But let's take our eyes off the stock price for a moment and peer at the fundamentals.
The vast improvement in revenue was no fluke or accounting bump. It ballooned mainly because the company's take from digitally delivered content more than doubled to $254 million (and has quickly become the main source of revenue). The future of this business is what's going to flow down those Internet pipes, and with its ever-expanding menu of offerings -- in-game purchases, associated merchandise, etc. -- Take-Two Interactive is right on top of this.
Even though the company didn't roll out a 100% new title during the quarter, it still managed to broaden its offerings. It released new platform versions of strong titles, namely the PC iterations of Grand Theft Auto V and pro wrestling simulator WWE 2K15. The company also released a mobile port of its wrestling games for the iOS and Android platforms, WWE 2K.
The online marketplace keeps current gamers at the checkout counter, while the new versions of existing titles rope in devotees of the relevant platforms. Take-Two Interactive is obviously good at juggling these, a particularly useful skill to have in a quarter bereft of fresh releases.
Speaking of new titles, with two developers and plenty of popular intellectual property/licenses in its portfolio, the company's got a strong pipeline going forward. Scheduled for release in 2015 are the company's latest pro basketball title, NBA 2K16, its wrestling counterpart, WWE 2K16, and alien invasion strategy sequel XCom 2.
Early next year should see the debut of Battleborn, a sci-fi, first-person shooter developed by the same studio that brought us the cool and offbeat Borderlands series. And the third installment of the epic Mafia franchise is slated to be released.
A franchise player
The video game sector, like any corner of entertainment, is notoriously fickle and dependent on hits. Like the more successful Hollywood movie studios, Take-Two Interactive has gotten better at building and maintaining franchise properties. It's also doing a good job supplying digital product to its active user base. Both will help mitigate the valleys and add to the peaks of this up-and-down business.
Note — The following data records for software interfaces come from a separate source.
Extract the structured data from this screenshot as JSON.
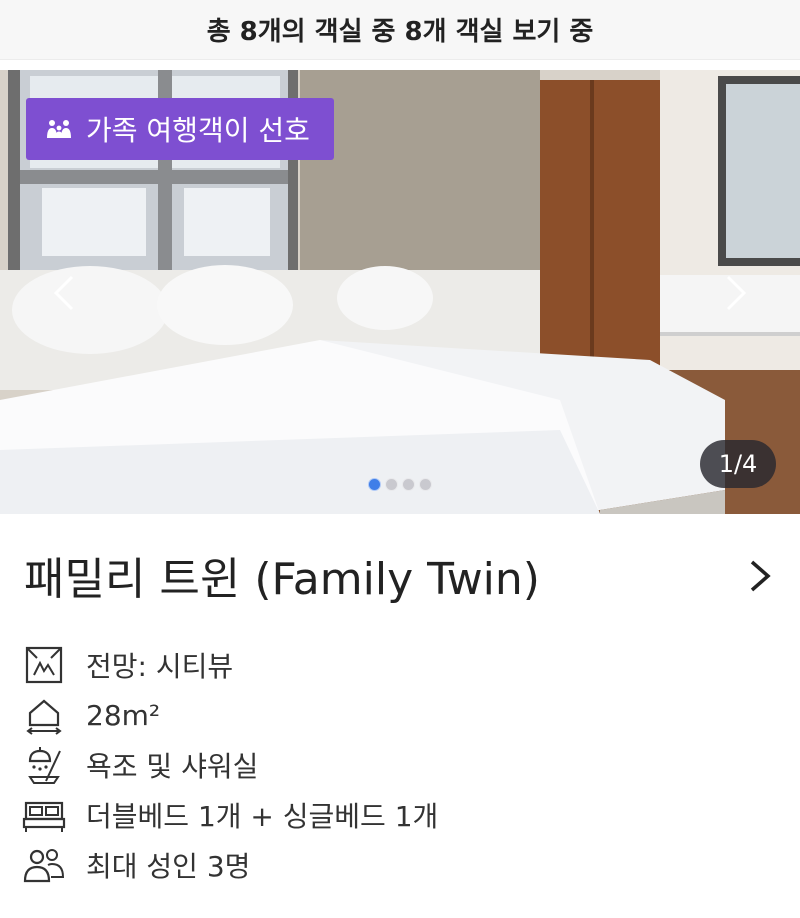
{
  "banner": {
    "text": "총 8개의 객실 중 8개 객실 보기 중"
  },
  "gallery": {
    "badge_label": "가족 여행객이 선호",
    "badge_icon": "family-icon",
    "counter": "1/4",
    "current_index": 1,
    "total_images": 4,
    "prev_icon": "chevron-left-icon",
    "next_icon": "chevron-right-icon",
    "badge_color": "#7e4fd1",
    "active_dot_color": "#3f7ee8"
  },
  "room": {
    "title": "패밀리 트윈 (Family Twin)",
    "chevron_icon": "chevron-right-icon"
  },
  "features": [
    {
      "icon": "window-view-icon",
      "text": "전망: 시티뷰"
    },
    {
      "icon": "house-size-icon",
      "text": "28m²"
    },
    {
      "icon": "shower-icon",
      "text": "욕조 및 샤워실"
    },
    {
      "icon": "bed-icon",
      "text": "더블베드 1개 + 싱글베드 1개"
    },
    {
      "icon": "people-icon",
      "text": "최대 성인 3명"
    }
  ]
}
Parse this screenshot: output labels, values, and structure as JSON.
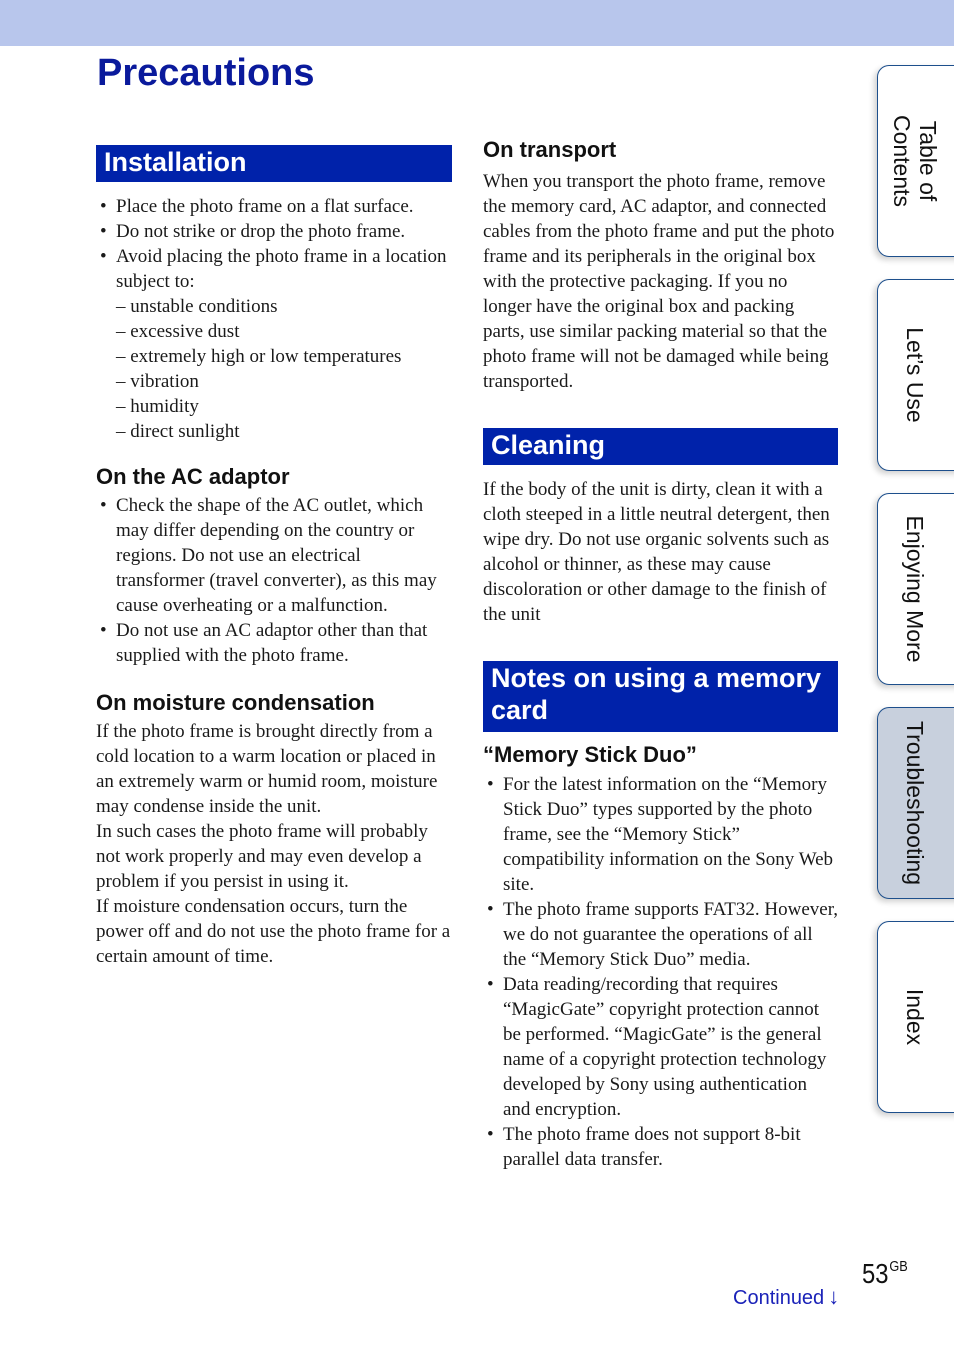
{
  "page": {
    "title": "Precautions",
    "page_number": "53",
    "page_suffix": "GB",
    "continued_label": "Continued",
    "continued_icon": "arrow-down-icon",
    "colors": {
      "header_band": "#b8c6ec",
      "title": "#0a1a9c",
      "section_band": "#0022aa",
      "tab_border": "#1d4f8c",
      "active_tab": "#c8d0dd",
      "continued": "#1a22b8"
    }
  },
  "side_tabs": [
    {
      "label": "Table of Contents",
      "line1": "Table of",
      "line2": "Contents",
      "active": false
    },
    {
      "label": "Let’s Use",
      "active": false
    },
    {
      "label": "Enjoying More",
      "active": false
    },
    {
      "label": "Troubleshooting",
      "active": true
    },
    {
      "label": "Index",
      "active": false
    }
  ],
  "left_column": {
    "installation": {
      "heading": "Installation",
      "bullets": [
        "Place the photo frame on a flat surface.",
        "Do not strike or drop the photo frame.",
        "Avoid placing the photo frame in a location subject to:"
      ],
      "conditions": [
        "– unstable conditions",
        "– excessive dust",
        "– extremely high or low temperatures",
        "– vibration",
        "– humidity",
        "– direct sunlight"
      ]
    },
    "ac_adaptor": {
      "heading": "On the AC adaptor",
      "bullets": [
        "Check the shape of the AC outlet, which may differ depending on the country or regions. Do not use an electrical transformer (travel converter), as this may cause overheating or a malfunction.",
        "Do not use an AC adaptor other than that supplied with the photo frame."
      ]
    },
    "moisture": {
      "heading": "On moisture condensation",
      "paragraphs": [
        "If the photo frame is brought directly from a cold location to a warm location or placed in an extremely warm or humid room, moisture may condense inside the unit.",
        "In such cases the photo frame will probably not work properly and may even develop a problem if you persist in using it.",
        "If moisture condensation occurs, turn the power off and do not use the photo frame for a certain amount of time."
      ]
    }
  },
  "right_column": {
    "transport": {
      "heading": "On transport",
      "text": "When you transport the photo frame, remove the memory card, AC adaptor, and connected cables from the photo frame and put the photo frame and its peripherals in the original box with the protective packaging. If you no longer have the original box and packing parts, use similar packing material so that the photo frame will not be damaged while being transported."
    },
    "cleaning": {
      "heading": "Cleaning",
      "text": "If the body of the unit is dirty, clean it with a cloth steeped in a little neutral detergent, then wipe dry. Do not use organic solvents such as alcohol or thinner, as these may cause discoloration or other damage to the finish of the unit"
    },
    "memory_card": {
      "heading": "Notes on using a memory card",
      "subheading": "“Memory Stick Duo”",
      "bullets": [
        "For the latest information on the “Memory Stick Duo” types supported by the photo frame, see the “Memory Stick” compatibility information on the Sony Web site.",
        "The photo frame supports FAT32. However, we do not guarantee the operations of all the “Memory Stick Duo” media.",
        "Data reading/recording that requires “MagicGate” copyright protection cannot be performed. “MagicGate” is the general name of a copyright protection technology developed by Sony using authentication and encryption.",
        "The photo frame does not support 8-bit parallel data transfer."
      ]
    }
  }
}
The company's looking forward to a good year. In the press release detailing the Q1 results, Take-Two Interactive reiterated its fiscal 2016 guidance. It still believes net revenue will amount to $1.3 billion to $1.4 billion, while earnings per share will land at $0.75 to $1.00. Both would be notable improvements over the $1.1 billion and negative EPS of $3.48, respectively, of fiscal 2015.
Past that, the company clearly has the potential to keep that top line growing, and those profit figures comfortably in the black. So Take-Two Interactive should continue to be a clear winner at its chosen game.
Eric Volkman has no position in any stocks mentioned. The Motley Fool recommends Take-Two Interactive. Try any of our Foolish newsletter services free for 30 days. We Fools may not all hold the same opinions, but we all believe that considering a diverse range of insights makes us better investors. The Motley Fool has a disclosure policy.